“The desire and need to dramatically improve the quality of life in Judea and Samaria conflicts with neither the vision of the Greater Land of Israel nor the two-state solution. All the parties can – and in my opinion, must – wholeheartedly support this type of plan.
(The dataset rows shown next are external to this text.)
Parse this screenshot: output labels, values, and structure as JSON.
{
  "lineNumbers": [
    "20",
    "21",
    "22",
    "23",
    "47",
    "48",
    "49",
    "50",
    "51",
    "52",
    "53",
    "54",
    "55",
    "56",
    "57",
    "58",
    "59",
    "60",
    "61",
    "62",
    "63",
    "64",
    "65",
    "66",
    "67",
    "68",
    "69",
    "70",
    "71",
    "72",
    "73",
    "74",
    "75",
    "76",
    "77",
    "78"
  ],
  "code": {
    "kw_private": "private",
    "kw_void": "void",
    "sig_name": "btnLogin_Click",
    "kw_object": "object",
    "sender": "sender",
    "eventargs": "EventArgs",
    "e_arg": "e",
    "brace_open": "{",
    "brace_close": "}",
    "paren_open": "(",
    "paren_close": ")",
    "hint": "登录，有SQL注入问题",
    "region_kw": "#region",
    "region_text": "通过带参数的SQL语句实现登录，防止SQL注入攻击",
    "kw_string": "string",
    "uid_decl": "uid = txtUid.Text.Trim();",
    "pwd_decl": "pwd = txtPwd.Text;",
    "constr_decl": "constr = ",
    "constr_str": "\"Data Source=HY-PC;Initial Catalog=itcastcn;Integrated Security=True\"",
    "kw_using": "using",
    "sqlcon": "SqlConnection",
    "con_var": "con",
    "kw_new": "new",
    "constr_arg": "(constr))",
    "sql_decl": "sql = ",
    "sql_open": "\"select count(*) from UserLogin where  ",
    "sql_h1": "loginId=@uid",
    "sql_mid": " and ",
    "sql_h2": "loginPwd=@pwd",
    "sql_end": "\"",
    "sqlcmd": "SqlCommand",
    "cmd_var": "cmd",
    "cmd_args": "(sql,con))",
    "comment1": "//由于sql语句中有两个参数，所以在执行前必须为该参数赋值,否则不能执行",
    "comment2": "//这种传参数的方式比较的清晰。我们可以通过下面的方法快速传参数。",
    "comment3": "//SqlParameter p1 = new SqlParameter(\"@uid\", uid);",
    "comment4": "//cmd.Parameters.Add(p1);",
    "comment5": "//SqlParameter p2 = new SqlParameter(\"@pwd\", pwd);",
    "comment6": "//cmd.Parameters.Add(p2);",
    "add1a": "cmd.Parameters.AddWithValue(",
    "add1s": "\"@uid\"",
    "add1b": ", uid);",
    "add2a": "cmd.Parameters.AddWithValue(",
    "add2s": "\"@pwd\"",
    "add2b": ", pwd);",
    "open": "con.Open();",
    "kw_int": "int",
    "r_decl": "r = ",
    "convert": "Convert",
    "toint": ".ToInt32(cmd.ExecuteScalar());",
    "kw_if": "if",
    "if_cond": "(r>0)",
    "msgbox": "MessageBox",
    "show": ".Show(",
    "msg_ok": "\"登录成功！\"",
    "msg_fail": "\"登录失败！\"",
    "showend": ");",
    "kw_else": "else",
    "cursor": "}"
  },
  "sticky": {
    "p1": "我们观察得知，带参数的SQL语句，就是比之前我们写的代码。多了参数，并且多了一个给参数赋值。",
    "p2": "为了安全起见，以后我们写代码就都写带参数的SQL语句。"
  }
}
Whatever political reality ultimately emerges, better and fairer conditions of day-to-day life in Judea and Samaria are prerequisites no matter how you look at it.”
He sums up the goal: “A comprehensive plan will be adopted to increase the Palestinians’ per capita income; the civil administration will no longer be run by the military; Palestinians will serve on planning and building committees; identical legal norms will be applied on both sides of the Green Line; and the governance of the PA will be strengthened.”
The reason his plan should be pursued how, Dayan argues, is to fill the vacuum left in the wake of the collapse of nine-months of U.S.-led talks in April.
“This ‘despair’ has led to the realization that for the first time in decades, and certainly since the signing of the Oslo accords, there is no serious plan capable of producing results within a reasonable amount of time on the table,” Dayan wrote.
His plan differs from Prime Minister Benjamin Netanyahu’s response, which has been to call for further demarcation, that Israel “must separate from the Palestinians,” as Netanyahu told Bloomberg News.
Rather, Dayan argues that “despair” would lesson with the gradual improvement of the broader Palestinian economic social conditions gained through deeper integration.
But, other than through offering his plan, Dayan offered no specific remedies for the current violence against IDF soldiers by Palestinian youth or how to de-fang the organized military groups that inflict daily terror on Israelis.
While both major Palestinian political parties Fatah and Hamas still call for Israel’s complete destruction in their charters, Hamas, as recently as last week, publicly insisted on its ability to wage military war, which includes thousands of rocket attacks against Israelis living near Gaza and vast cement tunnel networks that compromise Israel’s borders.
In the new unity government announced last week, Hamas said it would “stick to its guns,” allowing Fatah to extend its administrative control from Ramallah to Gaza City, where Hamas would relinquish day-to-day control because it can no longer afford to pay public sector salaries.
Hamas has been isolated for two years since the Muslim Brotherhood, Hamas’s main sponsor in Egypt, was shut down by current Egyptian president Abdel Fattah El-Sisi, who also cracked down on lawlessness in the Sinai desert that smuggled weapons into Gaza.
In the absence of the Brotherhood, Hezbollah and Iran have reportedly stepped into that vacuum to fund Hamas’s militia, the al-Qassam Brigades, now the group’s sole budget responsibility in the absence of having to pay Gaza’s government workers.
Besides Hamas’s foot soldiers, the ‘zero tolerance for violence’ defense policy would need to be respected by the al-Aqsa Martyrs’ Brigades, the still-existent military wing of Fatah; the Al-Quds Brigades, the military wing of Palestinian Islamic Jihad; the al-Qaeda-associated Majlis Shura al-Mujahideen, and the veteran Popular Front for the Liberation of Palestine, the PLFP, credited by historians for being the first terrorist group to commandeer a civilian airplane with the midair hijacking of El Al Flight 219 in 1970.